#### Exercise description
Wherever the word "true" appears in a line below, that line counts; report the total number of such lines only.

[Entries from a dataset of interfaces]
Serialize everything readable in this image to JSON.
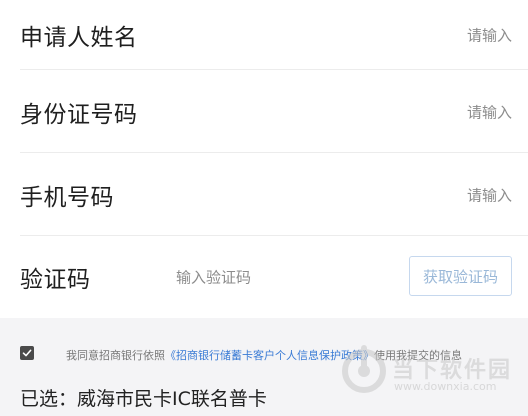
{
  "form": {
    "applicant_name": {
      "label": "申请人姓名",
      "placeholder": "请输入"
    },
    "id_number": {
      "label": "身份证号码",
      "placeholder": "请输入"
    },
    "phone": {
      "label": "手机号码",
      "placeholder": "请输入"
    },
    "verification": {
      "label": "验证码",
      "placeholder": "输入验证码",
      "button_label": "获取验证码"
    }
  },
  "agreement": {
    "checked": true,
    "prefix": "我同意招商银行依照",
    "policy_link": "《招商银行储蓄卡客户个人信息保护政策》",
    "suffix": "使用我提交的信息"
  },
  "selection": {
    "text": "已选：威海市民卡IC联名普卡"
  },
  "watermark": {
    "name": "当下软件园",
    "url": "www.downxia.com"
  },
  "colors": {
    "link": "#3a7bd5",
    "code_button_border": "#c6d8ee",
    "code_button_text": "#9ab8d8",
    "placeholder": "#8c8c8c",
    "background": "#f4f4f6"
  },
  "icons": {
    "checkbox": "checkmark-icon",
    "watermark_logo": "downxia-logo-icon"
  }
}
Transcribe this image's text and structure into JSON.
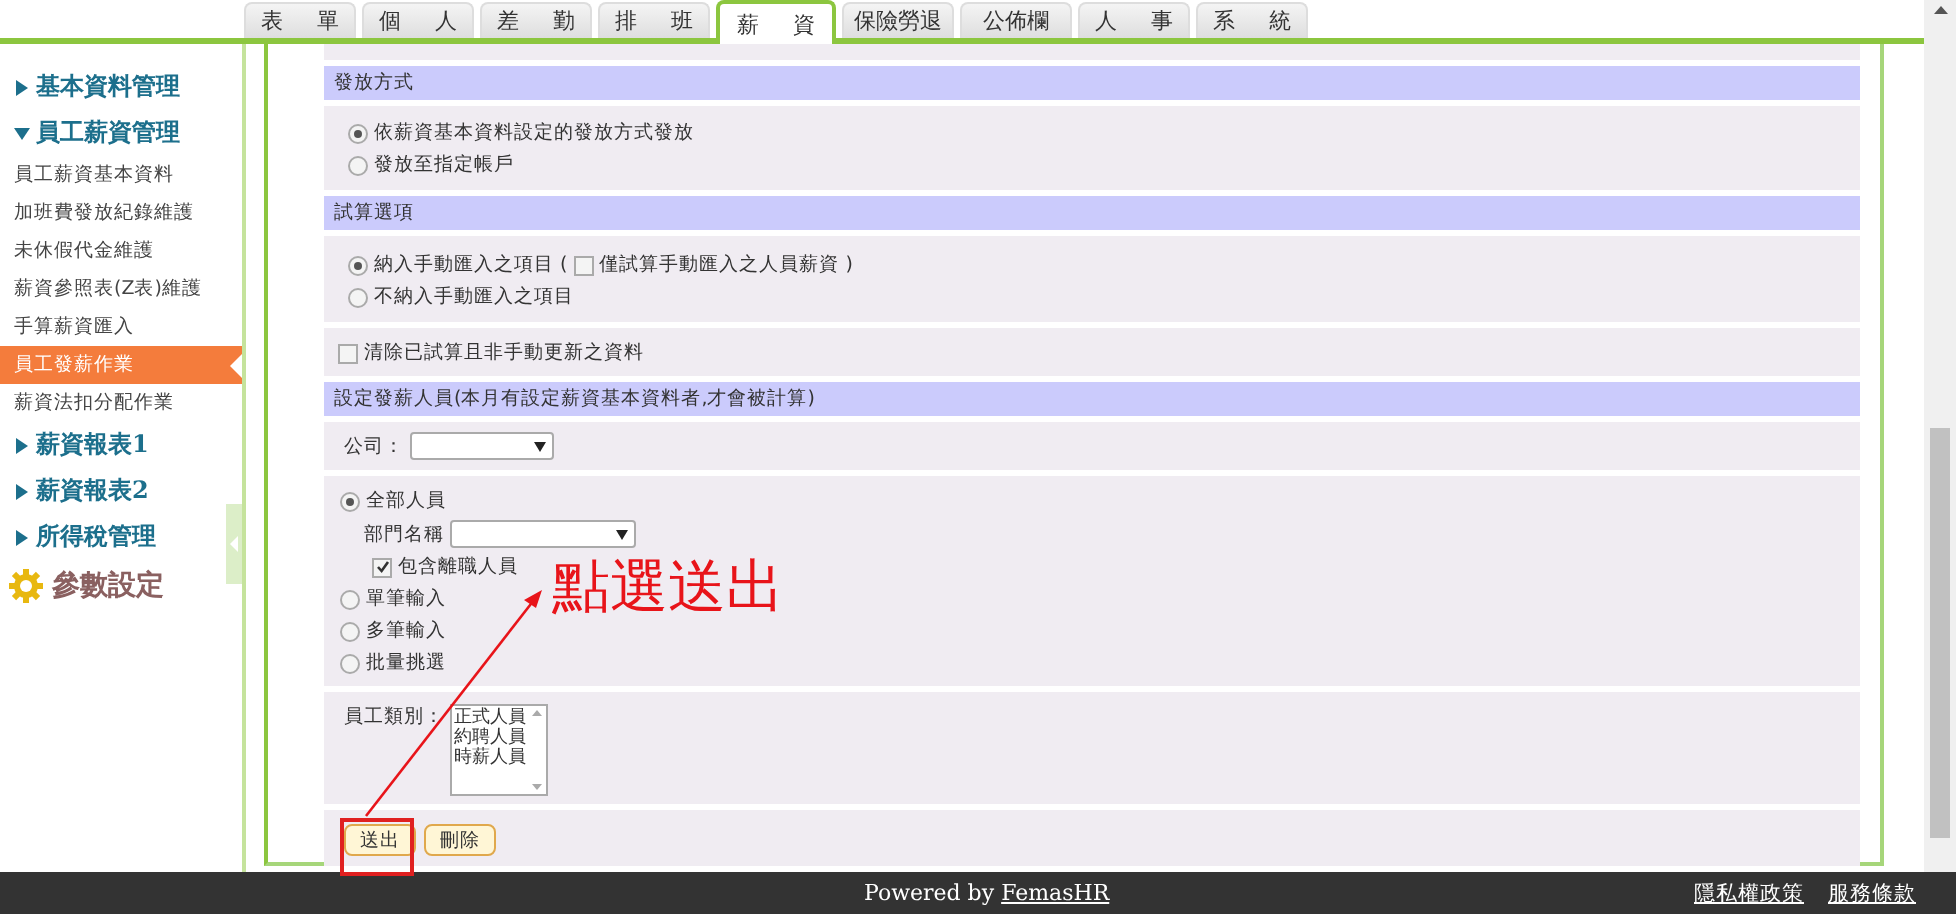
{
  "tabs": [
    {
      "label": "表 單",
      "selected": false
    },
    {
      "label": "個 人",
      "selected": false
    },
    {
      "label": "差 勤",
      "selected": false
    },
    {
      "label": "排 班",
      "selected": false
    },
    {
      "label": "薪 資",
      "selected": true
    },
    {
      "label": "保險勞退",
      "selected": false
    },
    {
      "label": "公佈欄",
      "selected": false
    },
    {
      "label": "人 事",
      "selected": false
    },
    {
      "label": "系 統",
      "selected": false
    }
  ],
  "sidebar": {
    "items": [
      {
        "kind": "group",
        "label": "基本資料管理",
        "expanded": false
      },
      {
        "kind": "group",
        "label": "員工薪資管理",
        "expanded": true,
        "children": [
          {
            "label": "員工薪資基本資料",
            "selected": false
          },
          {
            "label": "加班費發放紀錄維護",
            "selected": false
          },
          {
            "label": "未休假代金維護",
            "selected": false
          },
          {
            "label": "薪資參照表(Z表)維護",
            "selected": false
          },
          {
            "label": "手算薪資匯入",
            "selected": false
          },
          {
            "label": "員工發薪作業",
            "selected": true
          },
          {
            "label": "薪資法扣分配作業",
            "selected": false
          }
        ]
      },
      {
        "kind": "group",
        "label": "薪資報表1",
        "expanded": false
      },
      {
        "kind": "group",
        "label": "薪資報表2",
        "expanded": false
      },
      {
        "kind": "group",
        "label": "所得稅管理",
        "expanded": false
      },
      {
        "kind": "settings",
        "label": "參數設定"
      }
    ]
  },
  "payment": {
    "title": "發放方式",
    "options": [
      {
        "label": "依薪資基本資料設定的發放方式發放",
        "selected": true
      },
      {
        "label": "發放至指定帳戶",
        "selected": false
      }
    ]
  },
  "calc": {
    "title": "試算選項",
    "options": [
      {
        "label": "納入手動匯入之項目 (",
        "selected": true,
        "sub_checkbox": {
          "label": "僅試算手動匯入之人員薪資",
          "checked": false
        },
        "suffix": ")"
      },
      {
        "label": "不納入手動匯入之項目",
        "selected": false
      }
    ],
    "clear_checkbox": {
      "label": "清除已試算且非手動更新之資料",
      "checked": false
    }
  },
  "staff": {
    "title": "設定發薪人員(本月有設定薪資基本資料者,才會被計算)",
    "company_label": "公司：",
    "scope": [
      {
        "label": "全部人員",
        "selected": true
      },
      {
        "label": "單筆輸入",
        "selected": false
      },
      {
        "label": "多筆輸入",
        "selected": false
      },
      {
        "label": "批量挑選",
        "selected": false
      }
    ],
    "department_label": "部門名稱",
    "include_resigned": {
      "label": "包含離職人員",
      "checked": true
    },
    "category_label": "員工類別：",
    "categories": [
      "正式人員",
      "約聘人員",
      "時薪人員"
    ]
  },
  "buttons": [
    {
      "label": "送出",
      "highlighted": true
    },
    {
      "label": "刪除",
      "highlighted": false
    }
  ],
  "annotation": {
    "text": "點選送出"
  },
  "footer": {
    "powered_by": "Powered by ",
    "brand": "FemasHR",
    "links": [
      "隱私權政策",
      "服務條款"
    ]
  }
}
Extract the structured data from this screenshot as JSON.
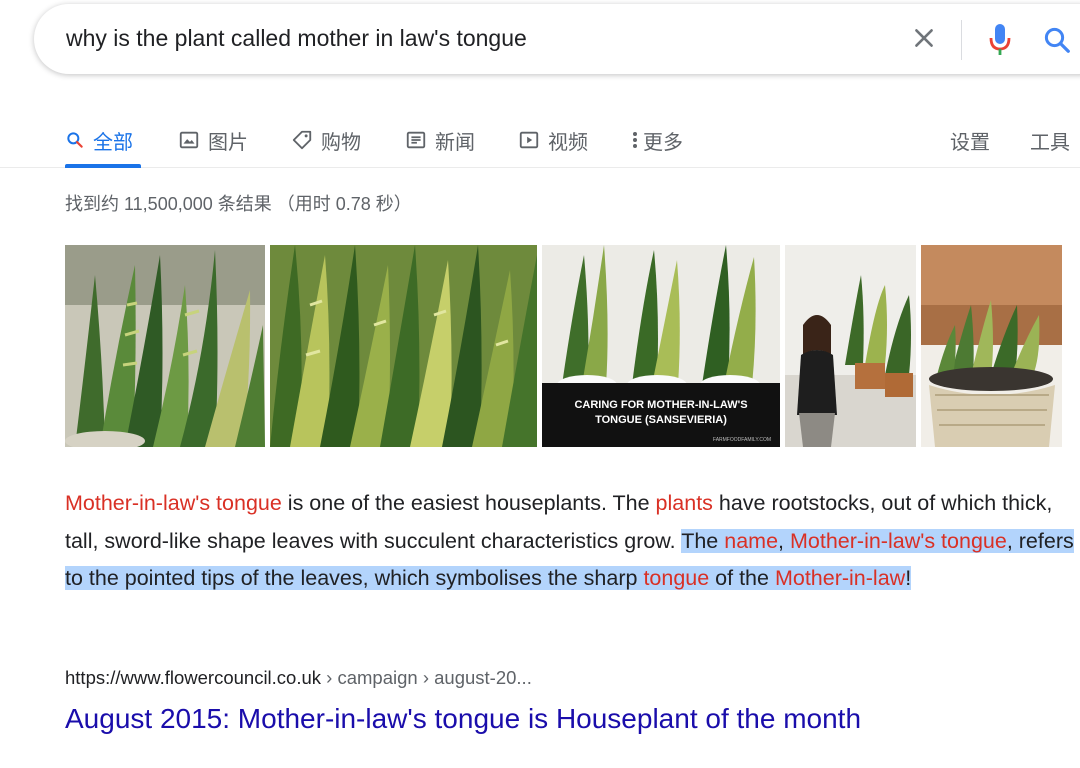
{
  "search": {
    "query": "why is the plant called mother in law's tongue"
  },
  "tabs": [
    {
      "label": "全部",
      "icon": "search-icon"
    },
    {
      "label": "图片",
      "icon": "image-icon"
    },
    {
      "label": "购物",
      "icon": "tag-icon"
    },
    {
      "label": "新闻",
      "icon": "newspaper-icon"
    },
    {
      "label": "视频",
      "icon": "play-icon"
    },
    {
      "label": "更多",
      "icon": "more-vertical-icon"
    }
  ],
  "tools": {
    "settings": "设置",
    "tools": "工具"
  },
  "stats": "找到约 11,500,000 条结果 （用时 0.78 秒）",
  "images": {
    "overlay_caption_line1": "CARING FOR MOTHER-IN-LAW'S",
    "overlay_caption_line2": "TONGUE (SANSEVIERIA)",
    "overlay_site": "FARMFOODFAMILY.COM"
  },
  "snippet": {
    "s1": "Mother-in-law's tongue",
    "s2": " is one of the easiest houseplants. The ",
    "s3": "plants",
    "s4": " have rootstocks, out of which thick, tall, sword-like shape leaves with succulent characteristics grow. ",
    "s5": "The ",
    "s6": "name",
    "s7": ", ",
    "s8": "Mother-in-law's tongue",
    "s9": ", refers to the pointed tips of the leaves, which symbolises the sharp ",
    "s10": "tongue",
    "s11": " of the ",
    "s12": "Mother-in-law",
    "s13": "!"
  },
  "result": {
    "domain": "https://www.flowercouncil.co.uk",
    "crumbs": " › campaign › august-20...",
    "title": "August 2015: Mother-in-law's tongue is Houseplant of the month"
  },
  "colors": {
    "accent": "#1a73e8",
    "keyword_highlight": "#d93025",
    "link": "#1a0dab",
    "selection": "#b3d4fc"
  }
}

#### Problem solution
9